“On April 10, AGCO compliance officials (COs) visited the licensed premises to conduct a follow-up inspection and speak with the licensee about the incidents," the release stated. "Upon entering the licensed premises, the COs noted that staff and patrons were not masked. Before they identified themselves, the COs were offered a table for dine-in.
"Once they identified themselves as AGCO COs, patrons gathered and demanded that the COs leave the premises because they 'were trespassing'," the release added. "The CO advised the staff member that they were failing to facilitate the inspection and then they departed the premises for their own safety.”
Persaud’s restaurant has stayed open despite a provincial shutdown order. On top of her notice of violation and $1,125 fine, the restaurant owner now must appear in court June 4 for continuing to breach the provincial order.
Persaud said she still gets her regular customers, but added she doesn't know half the people who come to her restaurant right now because they are coming from other parts of Ontario to support her stance in defying the provincial shutdown.
"We’ve had people from Windsor, Toronto, Caledon, everywhere, coming in to buy and support," she said. "Everyone is fed up with this and the whole world is ready for a change. This is about our freedom.
"This is not about serving food or serving alcohol," Persaud added. "It's about being able to breathe, and walk and talk when you feel like it and not when someone dictates it to you.”
During a media call earlier on Tuesday, prior to the AGCO announcing it had suspended Simmering Kettle's liquor licence, Simcoe Muskoka District Health Unit medical officer of health Dr. Charles Gardner said the two inspectors were not from the health unit.
“There is an earlier video of health unit staff and dialogue with the owner directing them to close," he said. "Though we communicated with the owner with this direction and issued a Part 3 summons earlier, that was without conflict and without interaction with patrons.”
Gardner said the health unit is working with the City of Barrie and local police “with regards to next steps to seek closure.”
City of Barrie manager of enforcement services Tammy Banting told BarrieToday she couldn’t speak about specific cases, but said several inspections have been conducted by the city's bylaw enforcement officers, as well as other provincial agencies.
“The City of Barrie has issued charges under the Reopening Ontario Act, as have other agencies. This continues to be an ongoing investigation that all agencies are addressing,” Banting said in an email. “With respect to the fine structure, the issuance of Part I tickets in this case does not allow for an escalation of fines. However, if the matter is brought before the courts, the fines can be increased beyond $100,000.”

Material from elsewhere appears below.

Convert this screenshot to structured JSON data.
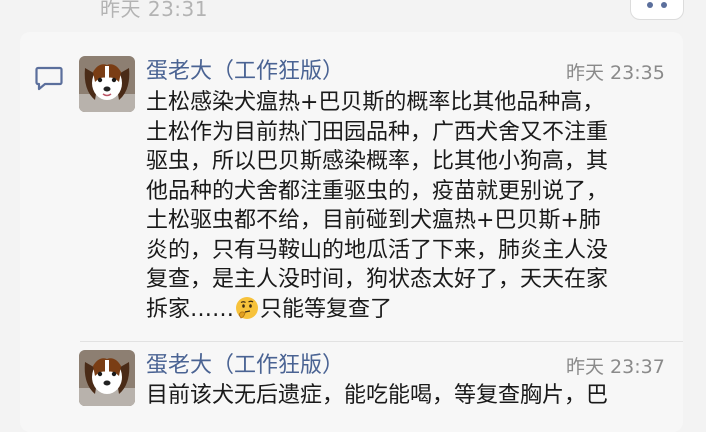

Persaud also posted a video on Simmering Kettle's Facebook page Monday night letting people know she had been asked to not participate in LocalLicious, a locally run initiative to promote restaurants in the area.

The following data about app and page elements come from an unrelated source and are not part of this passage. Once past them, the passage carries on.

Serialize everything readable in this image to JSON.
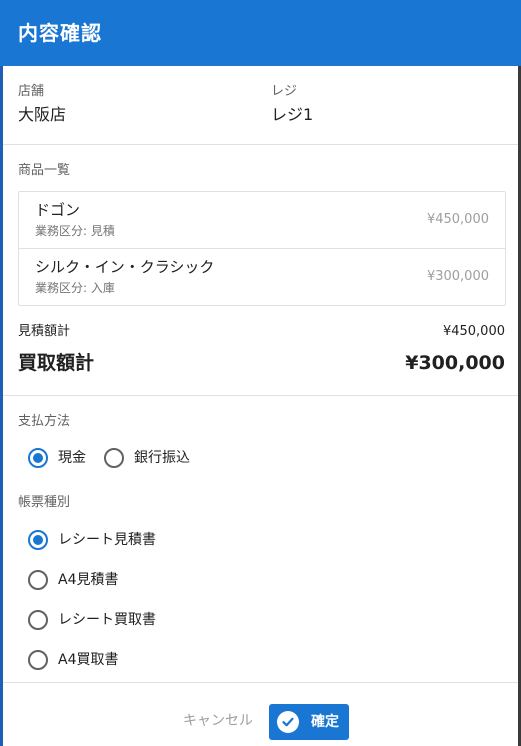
{
  "dialog": {
    "title": "内容確認"
  },
  "info": {
    "store_label": "店舗",
    "store_value": "大阪店",
    "register_label": "レジ",
    "register_value": "レジ1"
  },
  "items": {
    "heading": "商品一覧",
    "rows": [
      {
        "name": "ドゴン",
        "category": "業務区分: 見積",
        "price": "¥450,000"
      },
      {
        "name": "シルク・イン・クラシック",
        "category": "業務区分: 入庫",
        "price": "¥300,000"
      }
    ]
  },
  "totals": {
    "estimate_label": "見積額計",
    "estimate_value": "¥450,000",
    "purchase_label": "買取額計",
    "purchase_value": "¥300,000"
  },
  "payment": {
    "heading": "支払方法",
    "options": [
      {
        "label": "現金",
        "checked": true
      },
      {
        "label": "銀行振込",
        "checked": false
      }
    ]
  },
  "document": {
    "heading": "帳票種別",
    "options": [
      {
        "label": "レシート見積書",
        "checked": true
      },
      {
        "label": "A4見積書",
        "checked": false
      },
      {
        "label": "レシート買取書",
        "checked": false
      },
      {
        "label": "A4買取書",
        "checked": false
      }
    ]
  },
  "actions": {
    "cancel_label": "キャンセル",
    "confirm_label": "確定",
    "confirm_icon": "check-circle-icon"
  },
  "colors": {
    "primary": "#1976d2",
    "text": "#212121",
    "muted": "#9e9e9e"
  }
}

“I got a call (Monday) that the City of Barrie is throwing me out of LocalLicious," she said. "They don’t want me, because I’ve been bad, I guess. I’m not allowed to be in it."
Persaud continued by saying she was OK with the decision and asked for people to support the event.

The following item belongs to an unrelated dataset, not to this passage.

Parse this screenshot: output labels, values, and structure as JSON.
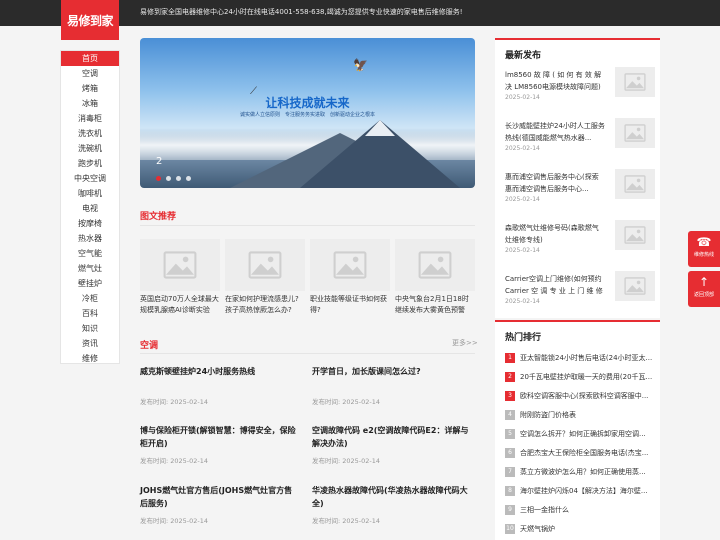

However, a city official told BarrieToday “to our knowledge, no one from the city contacted them about removal from LocalLicious.”
Ryan Traversy, a representative from LocalLicious, confirmed Simmering Kettle has been removed from participating in the event. And while the event is meant to support restaurants, organizers say their hands are tied as shutdown rules must be followed.
“We’re on a grant from the province of Ontario to have this event and support local businesses,” said Traversy. “In the grant, it states that everyone needs to follow the current guidelines and rules. This is a takeout-only event because that’s the order we are all under and all restaurants have to play by the same rules.”
Persaud said the suspension of her liquor licence won’t deter her from staying open and she doesn’t believe it will affect her business.
“People aren’t coming here to drink alcohol. It's nice, but they like the food,” she said. “If we tell them we have ice cream, they’ll buy all the milkshakes they can."